Records from a collection:
- Opening Delimiter -

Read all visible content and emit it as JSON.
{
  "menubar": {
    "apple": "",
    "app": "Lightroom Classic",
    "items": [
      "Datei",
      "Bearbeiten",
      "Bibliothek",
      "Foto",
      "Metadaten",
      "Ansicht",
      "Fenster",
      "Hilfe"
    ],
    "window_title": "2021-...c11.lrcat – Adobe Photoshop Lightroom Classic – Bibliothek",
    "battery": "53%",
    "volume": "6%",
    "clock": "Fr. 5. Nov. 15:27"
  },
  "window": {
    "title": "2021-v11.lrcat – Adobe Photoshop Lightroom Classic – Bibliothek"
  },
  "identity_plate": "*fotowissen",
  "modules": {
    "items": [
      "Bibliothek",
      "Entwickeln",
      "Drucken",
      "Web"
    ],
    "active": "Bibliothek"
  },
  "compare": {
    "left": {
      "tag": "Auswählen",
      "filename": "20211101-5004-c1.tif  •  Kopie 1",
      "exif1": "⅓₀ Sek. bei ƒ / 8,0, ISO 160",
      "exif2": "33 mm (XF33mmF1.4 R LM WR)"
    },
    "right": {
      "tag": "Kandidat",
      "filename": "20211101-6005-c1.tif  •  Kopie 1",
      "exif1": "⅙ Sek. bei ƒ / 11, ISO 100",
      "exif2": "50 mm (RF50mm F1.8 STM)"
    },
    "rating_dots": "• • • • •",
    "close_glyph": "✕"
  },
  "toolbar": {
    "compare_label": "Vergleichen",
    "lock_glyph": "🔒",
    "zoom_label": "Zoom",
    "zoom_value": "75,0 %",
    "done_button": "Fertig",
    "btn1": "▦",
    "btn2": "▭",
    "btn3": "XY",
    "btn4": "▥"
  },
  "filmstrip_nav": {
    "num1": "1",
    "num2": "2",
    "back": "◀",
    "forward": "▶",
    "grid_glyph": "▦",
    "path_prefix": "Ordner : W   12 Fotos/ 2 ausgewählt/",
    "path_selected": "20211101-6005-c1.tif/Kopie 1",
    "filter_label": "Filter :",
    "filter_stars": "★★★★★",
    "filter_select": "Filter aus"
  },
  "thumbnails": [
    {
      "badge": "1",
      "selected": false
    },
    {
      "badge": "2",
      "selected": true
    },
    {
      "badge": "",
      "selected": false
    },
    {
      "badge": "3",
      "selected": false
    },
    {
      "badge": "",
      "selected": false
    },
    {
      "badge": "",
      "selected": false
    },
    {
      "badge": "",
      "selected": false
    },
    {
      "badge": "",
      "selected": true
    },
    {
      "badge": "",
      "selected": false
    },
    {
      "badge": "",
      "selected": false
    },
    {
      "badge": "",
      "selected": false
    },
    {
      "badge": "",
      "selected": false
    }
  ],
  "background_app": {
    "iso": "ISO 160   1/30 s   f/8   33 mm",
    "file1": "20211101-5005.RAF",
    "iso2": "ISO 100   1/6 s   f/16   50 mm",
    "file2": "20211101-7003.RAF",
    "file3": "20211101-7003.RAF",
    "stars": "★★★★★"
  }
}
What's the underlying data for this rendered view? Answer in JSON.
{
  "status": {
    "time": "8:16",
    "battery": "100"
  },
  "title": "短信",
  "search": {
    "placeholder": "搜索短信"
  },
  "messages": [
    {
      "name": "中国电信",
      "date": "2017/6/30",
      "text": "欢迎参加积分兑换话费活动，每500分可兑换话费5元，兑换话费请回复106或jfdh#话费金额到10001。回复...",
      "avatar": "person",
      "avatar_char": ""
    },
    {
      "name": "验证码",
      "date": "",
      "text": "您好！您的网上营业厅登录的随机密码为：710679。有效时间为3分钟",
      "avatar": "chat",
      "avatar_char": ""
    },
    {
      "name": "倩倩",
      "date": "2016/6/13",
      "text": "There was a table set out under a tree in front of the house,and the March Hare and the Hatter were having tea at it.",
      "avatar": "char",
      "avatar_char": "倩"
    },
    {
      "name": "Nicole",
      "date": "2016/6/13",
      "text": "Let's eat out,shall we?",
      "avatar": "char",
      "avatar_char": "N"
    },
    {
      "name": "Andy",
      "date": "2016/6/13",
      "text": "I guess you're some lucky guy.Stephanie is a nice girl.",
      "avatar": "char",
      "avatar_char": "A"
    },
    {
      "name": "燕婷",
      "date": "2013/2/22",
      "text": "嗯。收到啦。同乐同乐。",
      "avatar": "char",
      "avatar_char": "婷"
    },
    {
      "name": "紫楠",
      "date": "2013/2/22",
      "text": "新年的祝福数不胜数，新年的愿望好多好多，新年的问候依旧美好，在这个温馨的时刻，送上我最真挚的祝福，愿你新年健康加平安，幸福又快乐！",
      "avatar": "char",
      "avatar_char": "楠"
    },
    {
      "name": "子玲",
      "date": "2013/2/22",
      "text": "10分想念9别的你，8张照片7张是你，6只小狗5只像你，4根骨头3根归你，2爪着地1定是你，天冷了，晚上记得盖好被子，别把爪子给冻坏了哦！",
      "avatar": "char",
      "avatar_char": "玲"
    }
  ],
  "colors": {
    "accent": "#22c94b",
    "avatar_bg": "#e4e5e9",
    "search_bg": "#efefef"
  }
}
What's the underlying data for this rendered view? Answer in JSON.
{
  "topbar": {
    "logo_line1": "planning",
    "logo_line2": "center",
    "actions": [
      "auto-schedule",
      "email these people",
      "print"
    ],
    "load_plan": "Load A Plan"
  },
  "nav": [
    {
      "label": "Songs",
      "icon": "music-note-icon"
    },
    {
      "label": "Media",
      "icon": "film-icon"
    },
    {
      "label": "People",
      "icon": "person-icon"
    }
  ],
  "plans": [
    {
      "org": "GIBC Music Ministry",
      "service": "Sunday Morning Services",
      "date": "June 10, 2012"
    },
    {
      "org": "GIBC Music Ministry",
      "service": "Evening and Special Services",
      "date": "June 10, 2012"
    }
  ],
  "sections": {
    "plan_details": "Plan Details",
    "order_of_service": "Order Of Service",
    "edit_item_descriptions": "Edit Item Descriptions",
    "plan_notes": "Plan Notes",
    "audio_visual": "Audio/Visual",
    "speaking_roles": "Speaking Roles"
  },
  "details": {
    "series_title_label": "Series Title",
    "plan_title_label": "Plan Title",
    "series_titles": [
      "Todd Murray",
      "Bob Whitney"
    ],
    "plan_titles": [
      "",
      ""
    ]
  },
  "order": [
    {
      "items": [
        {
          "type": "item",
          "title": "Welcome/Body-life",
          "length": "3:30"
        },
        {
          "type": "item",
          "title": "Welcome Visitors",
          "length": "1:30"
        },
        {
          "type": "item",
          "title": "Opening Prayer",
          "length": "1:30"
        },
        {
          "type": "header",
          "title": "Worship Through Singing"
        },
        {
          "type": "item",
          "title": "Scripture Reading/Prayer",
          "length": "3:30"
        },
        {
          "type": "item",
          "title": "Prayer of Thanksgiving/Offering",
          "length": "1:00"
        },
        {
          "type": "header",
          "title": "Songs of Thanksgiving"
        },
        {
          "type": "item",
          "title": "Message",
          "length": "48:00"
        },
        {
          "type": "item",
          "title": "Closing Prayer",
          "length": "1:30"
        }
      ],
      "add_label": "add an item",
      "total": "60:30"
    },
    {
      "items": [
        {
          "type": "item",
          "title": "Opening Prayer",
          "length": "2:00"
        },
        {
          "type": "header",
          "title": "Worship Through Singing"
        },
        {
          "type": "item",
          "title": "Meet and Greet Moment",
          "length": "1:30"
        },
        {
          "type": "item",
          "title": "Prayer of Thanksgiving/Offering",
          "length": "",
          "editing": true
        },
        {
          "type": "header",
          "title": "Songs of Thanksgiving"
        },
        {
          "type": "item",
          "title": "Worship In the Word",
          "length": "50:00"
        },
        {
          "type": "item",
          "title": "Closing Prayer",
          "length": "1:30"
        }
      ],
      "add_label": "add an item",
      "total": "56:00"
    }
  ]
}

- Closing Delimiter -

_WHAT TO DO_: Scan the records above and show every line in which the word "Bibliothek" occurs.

_RESPONSE AREA_:
      "Bibliothek",
    "window_title": "2021-...c11.lrcat – Adobe Photoshop Lightroom Classic – Bibliothek",
    "title": "2021-v11.lrcat – Adobe Photoshop Lightroom Classic – Bibliothek"
      "Bibliothek",
    "active": "Bibliothek"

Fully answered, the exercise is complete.